Unified Comms Header Pic

The future of the South African Unified Communications Market

The increasing availability of good quality Unified Communications (UC) solutions, with expanded functionality, and growing interoperability between systems, is resulting in renewed interest in the UC product suite. In general, the South African market trails behind more developed markets in terms of adoption of UC products. However, in some respects it is more progressive through greater openness to a multi-vendor environment, integrating different brand components into a single system. This often allows quicker and less expensive deployment of UC solutions. Moreover, the comparatively high cost of bandwidth in SA is driving users towards an integrated omni-channel model more quickly, in order to economise on bandwidth and equipment.

South African Unified Communications Market Status

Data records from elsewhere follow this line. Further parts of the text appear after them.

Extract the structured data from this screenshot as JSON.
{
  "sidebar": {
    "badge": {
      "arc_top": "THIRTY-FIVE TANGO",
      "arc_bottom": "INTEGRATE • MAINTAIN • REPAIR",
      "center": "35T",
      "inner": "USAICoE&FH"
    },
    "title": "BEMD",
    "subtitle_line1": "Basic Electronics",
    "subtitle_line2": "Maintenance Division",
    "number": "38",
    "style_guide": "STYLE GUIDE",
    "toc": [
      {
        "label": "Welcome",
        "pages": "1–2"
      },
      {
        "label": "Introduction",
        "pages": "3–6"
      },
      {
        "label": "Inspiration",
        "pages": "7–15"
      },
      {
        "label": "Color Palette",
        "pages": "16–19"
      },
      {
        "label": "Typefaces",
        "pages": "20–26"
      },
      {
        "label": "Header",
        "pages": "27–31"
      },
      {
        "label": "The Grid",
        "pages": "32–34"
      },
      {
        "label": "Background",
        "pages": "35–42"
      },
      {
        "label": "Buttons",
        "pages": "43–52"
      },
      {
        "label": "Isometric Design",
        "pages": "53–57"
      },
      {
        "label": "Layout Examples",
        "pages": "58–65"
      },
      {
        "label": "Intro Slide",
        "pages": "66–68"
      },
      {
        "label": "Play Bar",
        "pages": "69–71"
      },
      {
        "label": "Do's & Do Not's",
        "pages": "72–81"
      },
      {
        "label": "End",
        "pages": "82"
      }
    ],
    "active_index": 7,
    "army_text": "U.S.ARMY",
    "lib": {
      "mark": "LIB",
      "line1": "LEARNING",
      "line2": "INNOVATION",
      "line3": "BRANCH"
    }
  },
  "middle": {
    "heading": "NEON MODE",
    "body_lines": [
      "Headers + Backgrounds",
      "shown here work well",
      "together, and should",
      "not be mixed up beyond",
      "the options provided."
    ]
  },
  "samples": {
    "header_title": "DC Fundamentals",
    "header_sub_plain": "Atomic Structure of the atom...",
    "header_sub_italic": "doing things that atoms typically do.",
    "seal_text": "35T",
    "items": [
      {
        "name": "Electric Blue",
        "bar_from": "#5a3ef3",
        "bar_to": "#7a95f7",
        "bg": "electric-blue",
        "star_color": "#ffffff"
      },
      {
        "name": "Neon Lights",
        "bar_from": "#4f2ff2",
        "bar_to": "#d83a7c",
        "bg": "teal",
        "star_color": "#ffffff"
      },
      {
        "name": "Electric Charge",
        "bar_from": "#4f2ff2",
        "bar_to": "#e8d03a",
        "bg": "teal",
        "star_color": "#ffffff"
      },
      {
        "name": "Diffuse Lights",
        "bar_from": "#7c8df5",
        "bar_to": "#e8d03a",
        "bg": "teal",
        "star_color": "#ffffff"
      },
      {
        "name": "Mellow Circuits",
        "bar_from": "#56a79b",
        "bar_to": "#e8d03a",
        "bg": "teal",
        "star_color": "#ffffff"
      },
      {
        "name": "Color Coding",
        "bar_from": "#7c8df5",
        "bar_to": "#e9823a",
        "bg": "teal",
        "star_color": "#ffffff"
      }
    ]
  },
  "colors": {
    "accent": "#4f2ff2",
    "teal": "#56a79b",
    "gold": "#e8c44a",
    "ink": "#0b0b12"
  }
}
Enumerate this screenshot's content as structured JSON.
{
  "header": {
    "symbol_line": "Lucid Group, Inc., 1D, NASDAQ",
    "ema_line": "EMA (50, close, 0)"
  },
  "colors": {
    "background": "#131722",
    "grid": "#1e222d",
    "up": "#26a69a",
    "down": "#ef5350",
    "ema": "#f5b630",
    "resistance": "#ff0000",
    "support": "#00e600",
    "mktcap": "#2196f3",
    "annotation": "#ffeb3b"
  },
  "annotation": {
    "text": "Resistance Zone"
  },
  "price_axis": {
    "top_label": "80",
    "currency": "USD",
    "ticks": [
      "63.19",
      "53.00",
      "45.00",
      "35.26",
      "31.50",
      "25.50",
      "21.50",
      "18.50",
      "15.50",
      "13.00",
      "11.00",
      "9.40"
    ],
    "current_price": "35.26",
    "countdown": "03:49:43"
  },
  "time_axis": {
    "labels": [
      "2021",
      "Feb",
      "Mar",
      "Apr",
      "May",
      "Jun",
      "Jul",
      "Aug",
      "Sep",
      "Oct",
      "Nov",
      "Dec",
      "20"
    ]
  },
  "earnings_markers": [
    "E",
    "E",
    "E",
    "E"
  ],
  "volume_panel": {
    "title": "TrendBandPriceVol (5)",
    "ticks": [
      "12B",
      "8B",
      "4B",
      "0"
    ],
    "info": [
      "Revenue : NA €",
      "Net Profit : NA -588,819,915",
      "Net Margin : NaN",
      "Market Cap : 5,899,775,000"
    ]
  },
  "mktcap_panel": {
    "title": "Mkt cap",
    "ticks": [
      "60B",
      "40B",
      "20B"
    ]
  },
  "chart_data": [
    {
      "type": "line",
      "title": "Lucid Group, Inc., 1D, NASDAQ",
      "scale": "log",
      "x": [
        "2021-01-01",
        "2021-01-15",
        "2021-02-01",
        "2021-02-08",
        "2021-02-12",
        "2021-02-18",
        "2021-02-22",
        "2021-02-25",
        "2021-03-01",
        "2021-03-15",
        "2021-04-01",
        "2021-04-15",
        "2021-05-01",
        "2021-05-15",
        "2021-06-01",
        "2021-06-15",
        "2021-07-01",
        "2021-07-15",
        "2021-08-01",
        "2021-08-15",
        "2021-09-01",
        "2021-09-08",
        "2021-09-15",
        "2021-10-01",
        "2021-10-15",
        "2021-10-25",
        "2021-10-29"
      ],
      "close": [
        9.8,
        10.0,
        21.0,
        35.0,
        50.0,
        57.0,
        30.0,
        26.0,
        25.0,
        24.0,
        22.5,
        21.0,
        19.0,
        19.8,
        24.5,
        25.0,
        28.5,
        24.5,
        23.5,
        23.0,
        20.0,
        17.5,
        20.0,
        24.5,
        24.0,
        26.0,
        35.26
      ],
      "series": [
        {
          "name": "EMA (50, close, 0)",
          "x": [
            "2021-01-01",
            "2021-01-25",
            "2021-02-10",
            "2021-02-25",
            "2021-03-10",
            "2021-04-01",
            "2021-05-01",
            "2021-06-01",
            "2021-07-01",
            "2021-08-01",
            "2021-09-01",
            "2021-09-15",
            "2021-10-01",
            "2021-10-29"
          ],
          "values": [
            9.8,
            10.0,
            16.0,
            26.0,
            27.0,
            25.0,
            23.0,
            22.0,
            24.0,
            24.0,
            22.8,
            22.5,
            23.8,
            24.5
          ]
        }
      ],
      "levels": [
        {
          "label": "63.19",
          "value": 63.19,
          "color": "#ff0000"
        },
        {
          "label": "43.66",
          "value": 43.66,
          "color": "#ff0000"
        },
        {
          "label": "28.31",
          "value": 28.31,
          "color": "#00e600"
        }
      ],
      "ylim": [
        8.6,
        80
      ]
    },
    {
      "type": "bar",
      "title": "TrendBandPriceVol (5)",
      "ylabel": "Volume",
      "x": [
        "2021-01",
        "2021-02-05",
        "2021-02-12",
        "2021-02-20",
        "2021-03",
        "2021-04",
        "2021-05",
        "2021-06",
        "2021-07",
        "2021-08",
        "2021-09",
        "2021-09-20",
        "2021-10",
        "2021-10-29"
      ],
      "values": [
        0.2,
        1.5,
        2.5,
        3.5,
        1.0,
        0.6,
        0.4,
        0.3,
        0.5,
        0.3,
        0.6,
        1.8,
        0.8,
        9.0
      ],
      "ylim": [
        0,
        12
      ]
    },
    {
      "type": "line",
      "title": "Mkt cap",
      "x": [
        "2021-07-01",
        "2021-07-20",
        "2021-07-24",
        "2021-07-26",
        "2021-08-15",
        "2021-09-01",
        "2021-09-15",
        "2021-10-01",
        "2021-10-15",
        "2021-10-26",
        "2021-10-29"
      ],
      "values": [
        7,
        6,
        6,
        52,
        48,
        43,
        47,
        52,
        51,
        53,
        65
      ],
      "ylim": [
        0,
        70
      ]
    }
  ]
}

Based on feedback from the local providers of UC solutions, the market is at a very early growth phase, with larger companies demonstrating stronger interest and uptake than the SMEs. The expectation is for accelerating, strong growth of UC solutions over the next two to three years, with the SME market trailing behind the large enterprises, but increasingly subscribing to “commoditised” UC solutions in the cloud as this option becomes more viable.

Priority is still being given by many companies to convergence of networks/infrastructure and enablement of mobile users, as well as the implementation of VoIP. They are in the process of putting in place building blocks that will allow the adoption of UC in the future.

Currently, many service providers offer standardised UC solutions – one size fits all. However, as the market becomes more sophisticated and the requirement for customised solutions grows, a level of complexity will be added. This is likely to result in a growing need for system integration skills and consulting services as future revenue streams.

The transformation taking place in the workplace – a move towards a more collaborative environment, with a greater degree of mobility – will require the implementation of a proper UC environment. This will be a further driver of UC adoption.

Going forward, UC will progress to communications-enabled business processes, rather than be only a set of integrated multiple services. This will make UC considerably more useful as a set of business tools and is expected to result in faster uptake of UC services by business users.

Unified Communications Market Outlook

In the future, specialisation is likely to emerge, with strong players “dominating” each of the different UC system components – network, platform, front-end applications and back-end applications. This will result in a greater need for standardisation, collaboration and the ability to integrate different systems.
Total revenue for the SA UC market (excluding IP telephony revenue) is expected to reach R4.1 billion by the end of 2020, at which time over 80% of the revenue is expected to be generated through cloud-based UC services.


South African Unified Communications Market Study, 2015
This post is drawn from a study of the South Africa Unified Communications market undertaken by Africa Analysis.